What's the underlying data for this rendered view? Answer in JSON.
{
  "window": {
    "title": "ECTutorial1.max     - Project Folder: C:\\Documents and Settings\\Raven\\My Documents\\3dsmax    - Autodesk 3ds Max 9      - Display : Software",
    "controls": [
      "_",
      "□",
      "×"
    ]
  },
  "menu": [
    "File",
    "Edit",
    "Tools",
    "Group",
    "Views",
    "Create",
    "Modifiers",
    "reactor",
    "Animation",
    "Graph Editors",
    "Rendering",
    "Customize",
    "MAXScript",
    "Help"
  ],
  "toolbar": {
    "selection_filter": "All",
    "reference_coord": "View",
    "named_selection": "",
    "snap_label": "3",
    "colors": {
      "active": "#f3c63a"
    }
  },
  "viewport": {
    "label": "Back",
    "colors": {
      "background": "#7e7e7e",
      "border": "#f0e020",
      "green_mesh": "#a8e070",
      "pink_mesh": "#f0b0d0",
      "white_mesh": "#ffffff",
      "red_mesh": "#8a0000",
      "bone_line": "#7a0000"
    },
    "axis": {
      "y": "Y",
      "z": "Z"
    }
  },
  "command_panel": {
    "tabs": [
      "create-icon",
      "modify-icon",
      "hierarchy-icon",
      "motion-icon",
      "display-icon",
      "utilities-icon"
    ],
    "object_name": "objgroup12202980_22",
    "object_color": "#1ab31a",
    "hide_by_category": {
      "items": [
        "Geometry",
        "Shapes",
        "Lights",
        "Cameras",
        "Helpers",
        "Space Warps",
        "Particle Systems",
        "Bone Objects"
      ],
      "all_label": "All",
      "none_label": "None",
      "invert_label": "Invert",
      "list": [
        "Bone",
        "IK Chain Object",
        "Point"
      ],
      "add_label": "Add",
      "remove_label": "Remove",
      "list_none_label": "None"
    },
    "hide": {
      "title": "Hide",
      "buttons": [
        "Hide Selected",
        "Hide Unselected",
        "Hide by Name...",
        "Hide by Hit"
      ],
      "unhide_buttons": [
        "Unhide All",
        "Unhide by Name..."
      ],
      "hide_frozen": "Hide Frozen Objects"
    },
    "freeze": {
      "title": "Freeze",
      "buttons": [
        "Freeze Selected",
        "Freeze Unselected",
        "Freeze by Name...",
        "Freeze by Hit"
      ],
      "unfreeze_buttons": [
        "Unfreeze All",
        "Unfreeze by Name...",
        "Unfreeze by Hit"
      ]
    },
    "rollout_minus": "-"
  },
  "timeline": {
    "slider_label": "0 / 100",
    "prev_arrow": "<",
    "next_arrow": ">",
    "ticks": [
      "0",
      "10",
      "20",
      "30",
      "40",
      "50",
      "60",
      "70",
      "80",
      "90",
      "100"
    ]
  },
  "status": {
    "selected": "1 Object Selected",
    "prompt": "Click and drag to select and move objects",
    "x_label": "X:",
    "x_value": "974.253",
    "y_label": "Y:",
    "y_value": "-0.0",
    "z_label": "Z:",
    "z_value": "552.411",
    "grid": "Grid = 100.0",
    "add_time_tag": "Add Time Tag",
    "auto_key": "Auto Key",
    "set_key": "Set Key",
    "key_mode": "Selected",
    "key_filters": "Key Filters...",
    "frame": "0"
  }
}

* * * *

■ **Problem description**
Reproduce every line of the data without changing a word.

■ **Answer to this problem**
What's the underlying data for this rendered view? Answer in JSON.
{
  "window": {
    "title": "ECTutorial1.max     - Project Folder: C:\\Documents and Settings\\Raven\\My Documents\\3dsmax    - Autodesk 3ds Max 9      - Display : Software",
    "controls": [
      "_",
      "□",
      "×"
    ]
  },
  "menu": [
    "File",
    "Edit",
    "Tools",
    "Group",
    "Views",
    "Create",
    "Modifiers",
    "reactor",
    "Animation",
    "Graph Editors",
    "Rendering",
    "Customize",
    "MAXScript",
    "Help"
  ],
  "toolbar": {
    "selection_filter": "All",
    "reference_coord": "View",
    "named_selection": "",
    "snap_label": "3",
    "colors": {
      "active": "#f3c63a"
    }
  },
  "viewport": {
    "label": "Back",
    "colors": {
      "background": "#7e7e7e",
      "border": "#f0e020",
      "green_mesh": "#a8e070",
      "pink_mesh": "#f0b0d0",
      "white_mesh": "#ffffff",
      "red_mesh": "#8a0000",
      "bone_line": "#7a0000"
    },
    "axis": {
      "y": "Y",
      "z": "Z"
    }
  },
  "command_panel": {
    "tabs": [
      "create-icon",
      "modify-icon",
      "hierarchy-icon",
      "motion-icon",
      "display-icon",
      "utilities-icon"
    ],
    "object_name": "objgroup12202980_22",
    "object_color": "#1ab31a",
    "hide_by_category": {
      "items": [
        "Geometry",
        "Shapes",
        "Lights",
        "Cameras",
        "Helpers",
        "Space Warps",
        "Particle Systems",
        "Bone Objects"
      ],
      "all_label": "All",
      "none_label": "None",
      "invert_label": "Invert",
      "list": [
        "Bone",
        "IK Chain Object",
        "Point"
      ],
      "add_label": "Add",
      "remove_label": "Remove",
      "list_none_label": "None"
    },
    "hide": {
      "title": "Hide",
      "buttons": [
        "Hide Selected",
        "Hide Unselected",
        "Hide by Name...",
        "Hide by Hit"
      ],
      "unhide_buttons": [
        "Unhide All",
        "Unhide by Name..."
      ],
      "hide_frozen": "Hide Frozen Objects"
    },
    "freeze": {
      "title": "Freeze",
      "buttons": [
        "Freeze Selected",
        "Freeze Unselected",
        "Freeze by Name...",
        "Freeze by Hit"
      ],
      "unfreeze_buttons": [
        "Unfreeze All",
        "Unfreeze by Name...",
        "Unfreeze by Hit"
      ]
    },
    "rollout_minus": "-"
  },
  "timeline": {
    "slider_label": "0 / 100",
    "prev_arrow": "<",
    "next_arrow": ">",
    "ticks": [
      "0",
      "10",
      "20",
      "30",
      "40",
      "50",
      "60",
      "70",
      "80",
      "90",
      "100"
    ]
  },
  "status": {
    "selected": "1 Object Selected",
    "prompt": "Click and drag to select and move objects",
    "x_label": "X:",
    "x_value": "974.253",
    "y_label": "Y:",
    "y_value": "-0.0",
    "z_label": "Z:",
    "z_value": "552.411",
    "grid": "Grid = 100.0",
    "add_time_tag": "Add Time Tag",
    "auto_key": "Auto Key",
    "set_key": "Set Key",
    "key_mode": "Selected",
    "key_filters": "Key Filters...",
    "frame": "0"
  }
}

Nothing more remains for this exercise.